A fresh approach to obesity is needed after a decade of failure to tackle the epidemic, a report has concluded.

Sweeping action is required to halt "an intergenerational cycle" that has led to more than half of Croydon adults being overweight and children growing up seeing obesity as normal, public health experts warned.

More than 170,000 of adults in the borough are overweight and 38 per cent of children aged 10 or 11 are obese, according to Public Health Croydon.

It estimates the cost of the crisis to Croydon will hit £11.2m by 2015, a rise of 24 per cent in eight years.

The body's joint strategic needs assessment, published this week, warned current policies targeting individuals were inadequate and would not reverse the growing obesity problem.

The report, written by health improvement principal Anna Kitt and public health consultant Sarah Nicholls, said: "A difference approach is needed to tackle obesity, because after a decade of government and local intervention there are few signs of a significant reduction in obesity levels.

"Tackling obesity is complex and requires action at every level, from the individual to society, and across all sectors."

It added: "In Croydon, there is an intergenerational cycle of obesity whereby child obesity tracks into adulthood and is associated with several physical and psychological comorbidities.

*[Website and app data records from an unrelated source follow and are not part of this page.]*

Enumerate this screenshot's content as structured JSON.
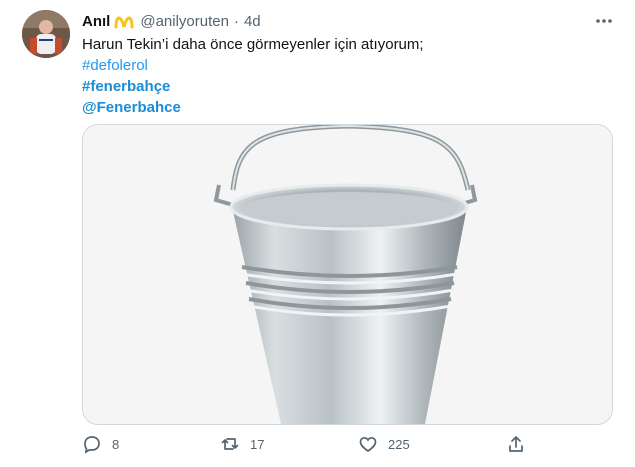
{
  "tweet": {
    "author_name": "Anıl",
    "handle": "@anilyoruten",
    "separator": "·",
    "time": "4d",
    "text_line": "Harun Tekin’i daha önce görmeyenler için atıyorum;",
    "hashtags": [
      "#defolerol",
      "#fenerbahçe"
    ],
    "mention": "@Fenerbahce",
    "media_description": "bucket",
    "icons": {
      "badge": "mcdonalds-badge-icon",
      "more": "more-icon",
      "reply": "reply-icon",
      "retweet": "retweet-icon",
      "like": "like-icon",
      "share": "share-icon"
    },
    "counts": {
      "replies": "8",
      "retweets": "17",
      "likes": "225"
    },
    "colors": {
      "link": "#1d9bf0",
      "secondary_text": "#536471",
      "badge_yellow": "#f6c51b"
    }
  }
}
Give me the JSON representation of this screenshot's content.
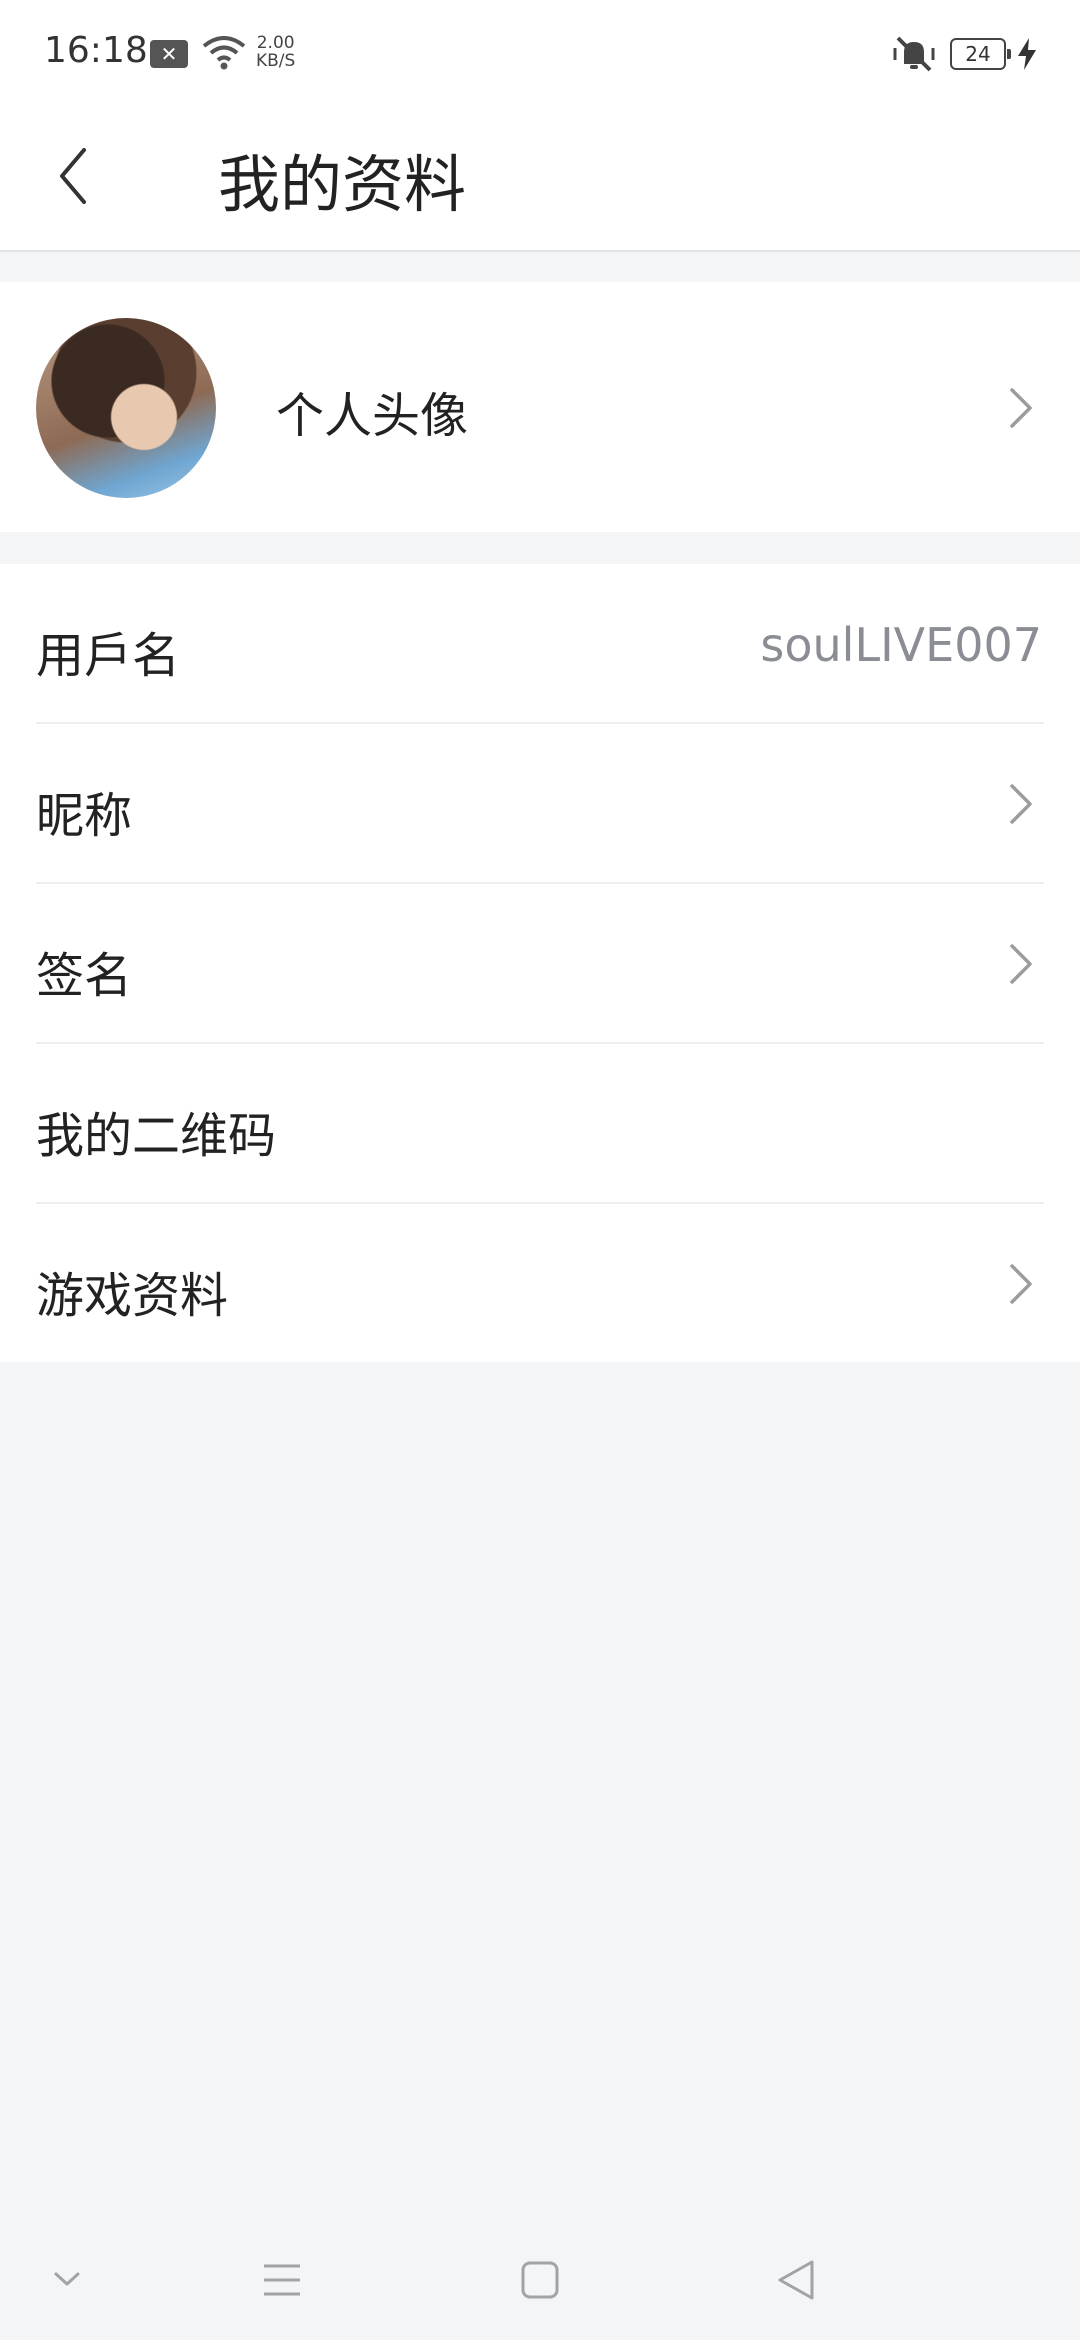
{
  "status_bar": {
    "time": "16:18",
    "net_speed_value": "2.00",
    "net_speed_unit": "KB/S",
    "battery": "24"
  },
  "header": {
    "title": "我的资料"
  },
  "avatar_row": {
    "label": "个人头像"
  },
  "list": {
    "username_label": "用戶名",
    "username_value": "soulLIVE007",
    "nickname_label": "昵称",
    "signature_label": "签名",
    "qrcode_label": "我的二维码",
    "game_profile_label": "游戏资料"
  },
  "colors": {
    "background": "#f4f5f7",
    "card": "#ffffff",
    "text": "#222222",
    "muted": "#8a8d93"
  },
  "icons": [
    "back-arrow-icon",
    "chevron-right-icon",
    "wifi-icon",
    "mute-icon",
    "charging-icon",
    "nav-down-icon",
    "nav-menu-icon",
    "nav-home-icon",
    "nav-back-icon"
  ]
}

"This suggests that the next generation is likely to experience increased rates of morbidity and mortality if the obesity problem is not addressed."

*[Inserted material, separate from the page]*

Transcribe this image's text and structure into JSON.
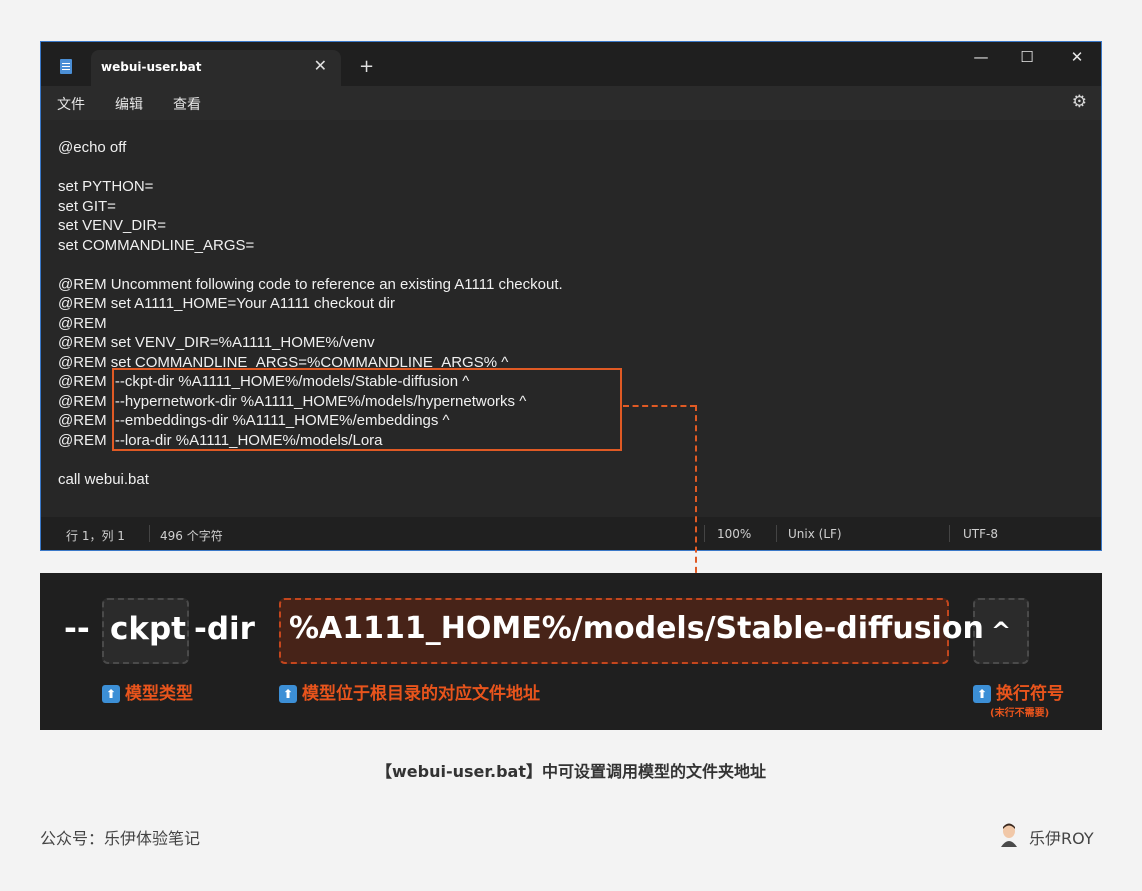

Public Health Croydon, which became part of Croydon Council last year, called for the implementation an overarching strategy that would see obesity taken into account across council departments including planning, transport and education.

It recommendations include disadvantaged people's need for exercise being taken into account when considering planning applications, a school-building programme prioritising recreational space and attractive dining facilities, and help with weight management for women before and after pregnancy.

A Croydon Council spokesman said its health and wellbeing board would review the recommendations.

He added: "In the last year child obesity rates have stabilised and are beginning to fall.

"However we're not complacent, and we are tackling the issue with a community-wide approach, including partnership working for healthier workplaces, and healthier schools."

Last month the council announced plans to launch 12-week weight management courses for children aged between four and 12.